■ REQUIRED WORK: Gather, from the listing beneath this task, every line holding the string "false".

■ RECORDS PROVIDED:
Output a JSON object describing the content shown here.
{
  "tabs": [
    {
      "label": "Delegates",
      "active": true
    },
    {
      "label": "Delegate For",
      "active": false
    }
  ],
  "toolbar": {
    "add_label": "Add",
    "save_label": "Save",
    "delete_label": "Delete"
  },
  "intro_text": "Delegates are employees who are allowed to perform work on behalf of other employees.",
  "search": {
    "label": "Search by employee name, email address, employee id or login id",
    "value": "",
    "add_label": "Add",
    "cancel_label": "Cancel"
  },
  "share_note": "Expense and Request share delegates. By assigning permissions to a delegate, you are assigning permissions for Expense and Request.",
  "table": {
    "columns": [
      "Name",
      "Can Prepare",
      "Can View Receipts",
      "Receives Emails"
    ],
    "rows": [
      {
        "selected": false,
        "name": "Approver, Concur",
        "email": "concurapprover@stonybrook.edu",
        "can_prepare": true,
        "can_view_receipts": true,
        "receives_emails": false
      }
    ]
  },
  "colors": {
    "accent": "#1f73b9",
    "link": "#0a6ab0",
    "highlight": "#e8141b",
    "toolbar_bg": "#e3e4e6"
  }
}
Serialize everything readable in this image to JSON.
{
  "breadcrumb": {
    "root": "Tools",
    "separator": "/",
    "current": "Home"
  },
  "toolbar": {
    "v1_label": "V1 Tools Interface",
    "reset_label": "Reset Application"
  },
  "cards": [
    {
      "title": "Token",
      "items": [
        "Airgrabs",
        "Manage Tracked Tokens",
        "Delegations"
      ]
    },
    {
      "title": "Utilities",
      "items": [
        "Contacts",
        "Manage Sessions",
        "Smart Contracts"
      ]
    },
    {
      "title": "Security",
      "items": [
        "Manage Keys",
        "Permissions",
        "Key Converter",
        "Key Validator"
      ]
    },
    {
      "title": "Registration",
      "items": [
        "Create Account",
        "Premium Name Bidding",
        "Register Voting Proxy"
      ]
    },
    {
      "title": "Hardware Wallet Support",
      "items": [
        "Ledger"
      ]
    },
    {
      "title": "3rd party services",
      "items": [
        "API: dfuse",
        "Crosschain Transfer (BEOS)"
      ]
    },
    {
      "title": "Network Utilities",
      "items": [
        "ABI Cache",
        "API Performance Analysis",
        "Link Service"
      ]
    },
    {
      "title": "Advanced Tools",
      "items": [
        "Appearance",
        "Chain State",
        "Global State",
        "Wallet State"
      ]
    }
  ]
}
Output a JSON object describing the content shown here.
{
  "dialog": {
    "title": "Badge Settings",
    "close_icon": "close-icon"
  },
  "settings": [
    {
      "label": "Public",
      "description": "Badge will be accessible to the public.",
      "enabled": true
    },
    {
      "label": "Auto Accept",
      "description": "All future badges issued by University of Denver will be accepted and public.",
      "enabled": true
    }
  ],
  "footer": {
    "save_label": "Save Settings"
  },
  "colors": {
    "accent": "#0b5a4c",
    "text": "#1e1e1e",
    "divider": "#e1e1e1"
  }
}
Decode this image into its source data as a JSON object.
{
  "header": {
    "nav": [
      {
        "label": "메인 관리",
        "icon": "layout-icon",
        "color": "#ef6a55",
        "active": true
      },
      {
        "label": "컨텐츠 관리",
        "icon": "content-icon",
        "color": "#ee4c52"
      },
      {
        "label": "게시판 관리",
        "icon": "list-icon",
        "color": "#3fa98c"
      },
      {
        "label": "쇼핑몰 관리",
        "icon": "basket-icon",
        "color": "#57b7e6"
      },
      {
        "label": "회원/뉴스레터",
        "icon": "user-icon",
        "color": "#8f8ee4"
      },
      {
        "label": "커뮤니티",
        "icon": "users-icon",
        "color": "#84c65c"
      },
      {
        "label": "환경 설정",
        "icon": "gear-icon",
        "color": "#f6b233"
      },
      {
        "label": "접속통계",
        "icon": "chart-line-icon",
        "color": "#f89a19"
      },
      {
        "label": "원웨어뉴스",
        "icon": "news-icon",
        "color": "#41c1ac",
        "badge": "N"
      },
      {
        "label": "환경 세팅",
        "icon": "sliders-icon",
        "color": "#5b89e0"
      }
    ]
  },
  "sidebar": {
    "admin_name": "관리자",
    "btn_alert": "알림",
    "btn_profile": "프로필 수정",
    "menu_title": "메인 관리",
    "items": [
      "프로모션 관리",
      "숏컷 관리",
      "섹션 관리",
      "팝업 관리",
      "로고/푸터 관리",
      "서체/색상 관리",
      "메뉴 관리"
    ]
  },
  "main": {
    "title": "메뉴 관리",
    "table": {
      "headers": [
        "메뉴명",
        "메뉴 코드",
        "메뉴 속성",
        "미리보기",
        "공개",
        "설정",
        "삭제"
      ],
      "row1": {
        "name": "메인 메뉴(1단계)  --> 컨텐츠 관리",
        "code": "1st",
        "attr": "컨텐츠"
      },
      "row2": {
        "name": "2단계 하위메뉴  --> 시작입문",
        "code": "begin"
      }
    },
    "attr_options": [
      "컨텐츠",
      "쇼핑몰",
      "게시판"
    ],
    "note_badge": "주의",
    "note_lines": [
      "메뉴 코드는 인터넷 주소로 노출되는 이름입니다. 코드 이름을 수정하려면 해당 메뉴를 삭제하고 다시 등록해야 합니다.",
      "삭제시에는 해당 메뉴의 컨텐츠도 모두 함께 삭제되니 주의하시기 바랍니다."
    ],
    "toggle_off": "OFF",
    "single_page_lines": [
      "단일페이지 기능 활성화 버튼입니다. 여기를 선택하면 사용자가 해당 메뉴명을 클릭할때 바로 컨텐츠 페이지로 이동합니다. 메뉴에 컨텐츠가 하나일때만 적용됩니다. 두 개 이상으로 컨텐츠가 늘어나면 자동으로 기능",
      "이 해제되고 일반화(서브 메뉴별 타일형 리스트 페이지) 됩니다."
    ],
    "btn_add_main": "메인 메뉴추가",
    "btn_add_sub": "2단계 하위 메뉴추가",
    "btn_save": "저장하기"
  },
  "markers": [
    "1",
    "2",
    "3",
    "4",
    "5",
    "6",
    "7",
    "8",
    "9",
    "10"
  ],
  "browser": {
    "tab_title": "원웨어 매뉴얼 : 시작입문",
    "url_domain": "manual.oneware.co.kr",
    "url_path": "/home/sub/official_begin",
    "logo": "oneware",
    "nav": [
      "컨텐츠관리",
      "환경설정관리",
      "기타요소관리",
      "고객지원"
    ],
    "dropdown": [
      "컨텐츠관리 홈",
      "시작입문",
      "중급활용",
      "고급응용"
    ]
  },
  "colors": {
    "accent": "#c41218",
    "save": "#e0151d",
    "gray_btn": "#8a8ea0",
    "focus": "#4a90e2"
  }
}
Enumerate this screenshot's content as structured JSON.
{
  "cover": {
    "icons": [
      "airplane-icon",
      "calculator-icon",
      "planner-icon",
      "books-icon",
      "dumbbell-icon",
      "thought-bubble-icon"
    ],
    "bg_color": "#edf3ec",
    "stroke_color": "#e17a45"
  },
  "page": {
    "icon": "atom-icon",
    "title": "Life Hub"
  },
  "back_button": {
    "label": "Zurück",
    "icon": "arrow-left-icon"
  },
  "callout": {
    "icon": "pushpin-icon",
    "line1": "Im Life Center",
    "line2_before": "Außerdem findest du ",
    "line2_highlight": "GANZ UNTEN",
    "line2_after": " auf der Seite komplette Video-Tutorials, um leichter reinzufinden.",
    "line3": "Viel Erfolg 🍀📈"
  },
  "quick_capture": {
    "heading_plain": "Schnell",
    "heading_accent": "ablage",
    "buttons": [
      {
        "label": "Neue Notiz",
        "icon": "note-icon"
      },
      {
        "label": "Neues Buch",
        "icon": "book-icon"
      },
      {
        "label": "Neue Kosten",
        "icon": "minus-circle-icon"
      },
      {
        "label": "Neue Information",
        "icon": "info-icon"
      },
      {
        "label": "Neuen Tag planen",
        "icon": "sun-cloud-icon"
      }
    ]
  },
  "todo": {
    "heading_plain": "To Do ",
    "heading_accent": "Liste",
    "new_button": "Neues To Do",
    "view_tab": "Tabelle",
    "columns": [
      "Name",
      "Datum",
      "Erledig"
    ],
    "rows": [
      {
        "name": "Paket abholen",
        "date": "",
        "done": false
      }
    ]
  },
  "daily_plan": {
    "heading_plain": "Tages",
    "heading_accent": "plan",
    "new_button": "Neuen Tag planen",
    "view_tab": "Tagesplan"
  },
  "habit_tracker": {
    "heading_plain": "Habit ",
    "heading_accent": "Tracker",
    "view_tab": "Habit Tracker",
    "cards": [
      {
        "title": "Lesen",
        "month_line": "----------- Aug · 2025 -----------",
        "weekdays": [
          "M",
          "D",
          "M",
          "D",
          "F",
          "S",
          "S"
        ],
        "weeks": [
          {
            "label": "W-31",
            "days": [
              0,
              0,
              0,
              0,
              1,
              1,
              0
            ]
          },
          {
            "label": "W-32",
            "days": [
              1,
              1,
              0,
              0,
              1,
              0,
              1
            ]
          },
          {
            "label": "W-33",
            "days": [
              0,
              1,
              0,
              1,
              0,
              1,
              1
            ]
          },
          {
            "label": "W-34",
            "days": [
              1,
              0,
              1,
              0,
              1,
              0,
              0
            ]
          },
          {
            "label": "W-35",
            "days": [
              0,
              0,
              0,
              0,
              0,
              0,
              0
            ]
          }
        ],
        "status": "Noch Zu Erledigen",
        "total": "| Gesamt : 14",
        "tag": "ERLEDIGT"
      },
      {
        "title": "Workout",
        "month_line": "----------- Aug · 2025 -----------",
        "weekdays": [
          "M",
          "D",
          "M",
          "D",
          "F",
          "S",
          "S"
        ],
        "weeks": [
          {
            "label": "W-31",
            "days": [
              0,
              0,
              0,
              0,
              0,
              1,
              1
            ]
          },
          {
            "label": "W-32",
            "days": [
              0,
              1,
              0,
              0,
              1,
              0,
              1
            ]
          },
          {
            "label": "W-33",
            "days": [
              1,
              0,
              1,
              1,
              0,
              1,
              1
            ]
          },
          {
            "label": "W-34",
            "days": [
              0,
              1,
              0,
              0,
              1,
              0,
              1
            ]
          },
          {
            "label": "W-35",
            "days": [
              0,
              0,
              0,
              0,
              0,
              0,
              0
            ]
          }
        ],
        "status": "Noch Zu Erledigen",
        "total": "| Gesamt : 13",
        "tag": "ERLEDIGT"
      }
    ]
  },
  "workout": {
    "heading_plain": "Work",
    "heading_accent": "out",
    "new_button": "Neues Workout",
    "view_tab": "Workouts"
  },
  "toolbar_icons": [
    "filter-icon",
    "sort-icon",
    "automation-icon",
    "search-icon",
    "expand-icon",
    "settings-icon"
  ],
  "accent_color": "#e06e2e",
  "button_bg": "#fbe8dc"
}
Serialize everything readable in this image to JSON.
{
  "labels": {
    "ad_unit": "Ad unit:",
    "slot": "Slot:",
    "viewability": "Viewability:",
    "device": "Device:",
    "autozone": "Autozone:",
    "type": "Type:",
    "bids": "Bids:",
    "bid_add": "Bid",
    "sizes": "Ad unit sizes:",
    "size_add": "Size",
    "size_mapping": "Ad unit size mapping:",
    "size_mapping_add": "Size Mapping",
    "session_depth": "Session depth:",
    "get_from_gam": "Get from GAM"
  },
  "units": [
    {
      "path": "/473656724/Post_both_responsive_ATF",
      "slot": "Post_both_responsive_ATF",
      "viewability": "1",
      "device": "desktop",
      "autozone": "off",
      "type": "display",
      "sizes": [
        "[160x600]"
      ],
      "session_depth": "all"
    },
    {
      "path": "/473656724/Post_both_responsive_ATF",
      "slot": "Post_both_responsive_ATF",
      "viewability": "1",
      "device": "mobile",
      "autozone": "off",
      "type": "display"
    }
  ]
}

■ ANSWER AREA:
      "active": false
        "selected": false,
        "receives_emails": false
        "done": false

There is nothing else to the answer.